“This is a sector which in terms of its appeal to a global market appears to be pretty much unaffected by Brexit ... and has remained very robust,” he said.
Prices have fallen by between 10 and 20 percent over the past three years at the top of the London market, according to Knight Frank’s report.
Bailey said lower property prices and a weakened pound may be attracting foreign parents to buy in London.
“Given the potential 10-year span of education for children that come over as young as 11 or 13, many of these parents are looking at a longer term commitment as opposed to a short term investment,” he said.
Knight Frank said the motivations for parents included the quality of education in Britain and the perceived boost to university and job prospects offered by attending prestigious London schools.
The most popular countries to send children to school after Britain were the United States followed by Canada and other European Union countries, the report found.
London Mayor Sadiq Khan has set ambitious targets to tackle a chronic housing shortage, undertaking a London-wide house building scheme of 650,000 new homes by 2029 — more than double the current rate. ($1 = 0.7732 pounds) (Reporting by Adela Suliman, Editing by Claire Cozens. Thomson Reuters Foundation)

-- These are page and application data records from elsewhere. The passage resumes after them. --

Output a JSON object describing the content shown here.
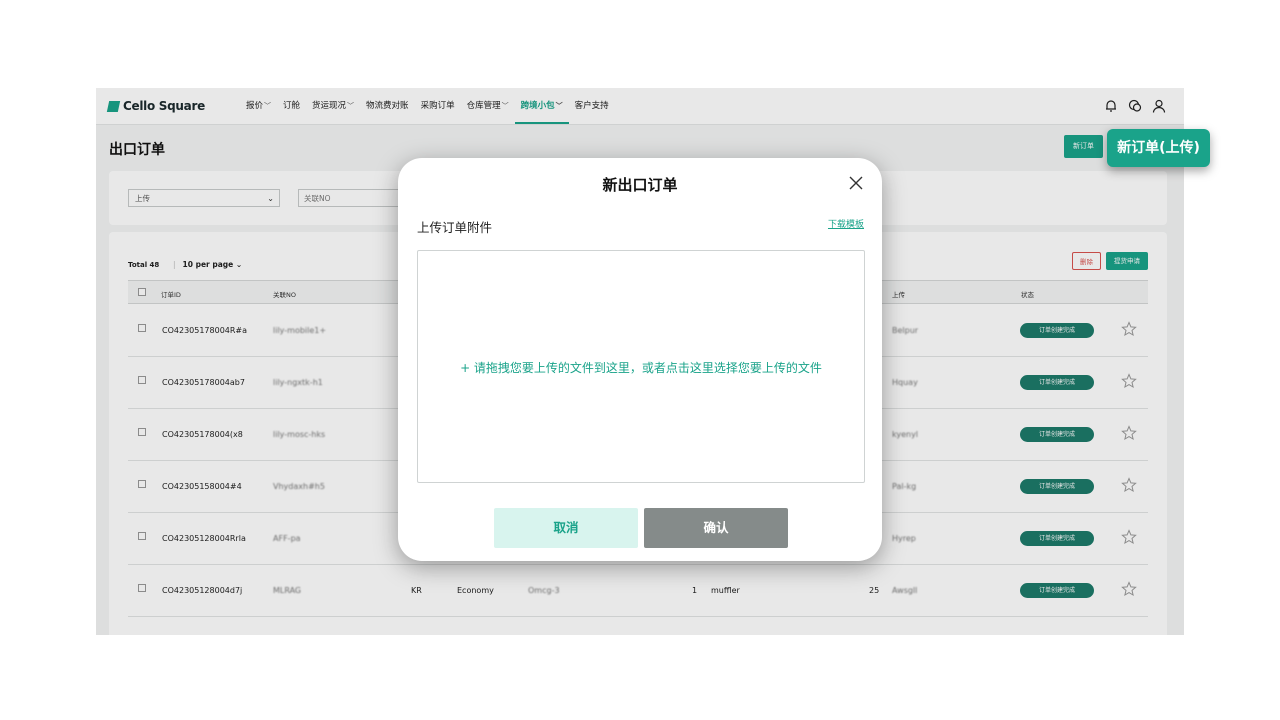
{
  "brand": {
    "name": "Cello Square"
  },
  "nav": {
    "items": [
      {
        "label": "报价",
        "has_dropdown": true
      },
      {
        "label": "订舱",
        "has_dropdown": false
      },
      {
        "label": "货运现况",
        "has_dropdown": true
      },
      {
        "label": "物流费对账",
        "has_dropdown": false
      },
      {
        "label": "采购订单",
        "has_dropdown": false
      },
      {
        "label": "仓库管理",
        "has_dropdown": true
      },
      {
        "label": "跨境小包",
        "has_dropdown": true,
        "active": true
      },
      {
        "label": "客户支持",
        "has_dropdown": false
      }
    ],
    "icons": [
      "bell-icon",
      "chat-icon",
      "user-icon"
    ]
  },
  "page": {
    "title": "出口订单",
    "new_order_label": "新订单",
    "new_order_upload_label": "新订单(上传)"
  },
  "filters": {
    "select_value": "上传",
    "ref_placeholder": "关联NO"
  },
  "list": {
    "total": "Total 48",
    "per_page": "10 per page",
    "delete_label": "删除",
    "submit_label": "提货申请",
    "headers": {
      "order_id": "订单ID",
      "ref_no": "关联NO",
      "upload": "上传",
      "status": "状态"
    },
    "rows": [
      {
        "order_id": "CO42305178004R#a",
        "ref_no": "lily-mobile1+",
        "country": "",
        "service": "",
        "code": "",
        "qty": "",
        "item": "",
        "weight": "",
        "upload": "Belpur",
        "status": "订单创建完成"
      },
      {
        "order_id": "CO42305178004ab7",
        "ref_no": "lily-ngxtk-h1",
        "country": "",
        "service": "",
        "code": "",
        "qty": "",
        "item": "",
        "weight": "",
        "upload": "Hquay",
        "status": "订单创建完成"
      },
      {
        "order_id": "CO42305178004(x8",
        "ref_no": "lily-mosc-hks",
        "country": "",
        "service": "",
        "code": "",
        "qty": "",
        "item": "",
        "weight": "",
        "upload": "kyenyl",
        "status": "订单创建完成"
      },
      {
        "order_id": "CO42305158004#4",
        "ref_no": "Vhydaxh#h5",
        "country": "",
        "service": "",
        "code": "",
        "qty": "",
        "item": "",
        "weight": "",
        "upload": "Pal-kg",
        "status": "订单创建完成"
      },
      {
        "order_id": "CO42305128004Rrla",
        "ref_no": "AFF-pa",
        "country": "",
        "service": "",
        "code": "",
        "qty": "",
        "item": "",
        "weight": "",
        "upload": "Hyrep",
        "status": "订单创建完成"
      },
      {
        "order_id": "CO42305128004d7j",
        "ref_no": "MLRAG",
        "country": "KR",
        "service": "Economy",
        "code": "Omcg-3",
        "qty": "1",
        "item": "muffler",
        "weight": "25",
        "upload": "Awsgll",
        "status": "订单创建完成"
      }
    ]
  },
  "modal": {
    "title": "新出口订单",
    "subtitle": "上传订单附件",
    "download_template": "下载模板",
    "drop_text": "+ 请拖拽您要上传的文件到这里，或者点击这里选择您要上传的文件",
    "cancel": "取消",
    "confirm": "确认"
  },
  "colors": {
    "accent": "#1aa38a",
    "status_badge": "#1d7a6a",
    "danger": "#d9534f",
    "confirm_disabled": "#858b8a",
    "cancel_bg": "#d8f4ee"
  }
}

Tankers defer retrofits to cash in on freight rates

Updated 19 October 2019

Tankers defer retrofits to cash in on freight rates

  • The rates for chartering a supertanker from the US Gulf Coast to Singapore hit record highs of more than $17 million and a record $22 million to China earlier this week

SINGAPORE: Tankers that had been scheduled to install emissions-cutting equipment ahead of stricter pollution standards starting in 2020 have deferred their visits to the dry docks to capitalize on an unexpected surge in freight rates, three trade sources said.

US sanctions on subsidiaries of vast Chinese shipping fleet Cosco in September sparked a surge in global oil shipping rates as traders scrambled to find non-blacklisted vessels to get their oil to market.

The rates for chartering a supertanker from the US Gulf Coast to Singapore hit record highs of more than $17 million and a record $22 million to China earlier this week.

By comparison, prior to the sanctions, shipping crude from the US Gulf to China cost around $6 million-$8 million.

The extraordinary spike in freight rates proved too good to miss for some shipowners who were due to send vessels to the dry docks for lengthy retrofitting and maintenance work.

“We can confirm several owners have postponed dry docking earlier scheduled for the months of October and November to take advantage of the skyrocketing freight rates,” said Rahul Kapoor, head of maritime and trade research at IHS Markit in Singapore.

The shortage of ships to move crude oil was so acute that some shipowners also switched from carrying so-called “clean” or refined fuels like gasoline to “dirty” cargoes that include crude oil, despite the costs of having to clean them later.

“Current rate levels are a no-brainer for pushing back scrubber retrofitting,” said Kapoor.

Starting Jan. 1, 2020, the International Maritime Organization (IMO) requires the use of marine fuel with a sulfur limit of 0.5 percent, down from 3.5 percent currently, significantly inflating shippers’ fuel bills.

Only ships fitted with expensive exhaust cleaning systems, known as scrubbers, which can remove sulfur from emissions, will be allowed to continue burning cheaper high-sulfur fuels.

Ships must be sidelined for up to 60 days for fitting these, according to IHS Markit and DNV GL.

While freight rates have abruptly come off their recent highs, shipowners can still profit from the higher charges.

“One cargo loading at current elevated rate levels can not only finance the scrubber capex, but also account for extra costs incurred to install the scrubber at a later date,” said Kapoor, referring to the capital expenditure of fitting the scrubber.

Freight rates are expected to hold firm for the rest of the year.

“With seasonal demand support and tanker supply deficit still pronounced, we expect (fourth-quarter) tanker freight rates to stay elevated and end the year on a high note,” Kapoor said.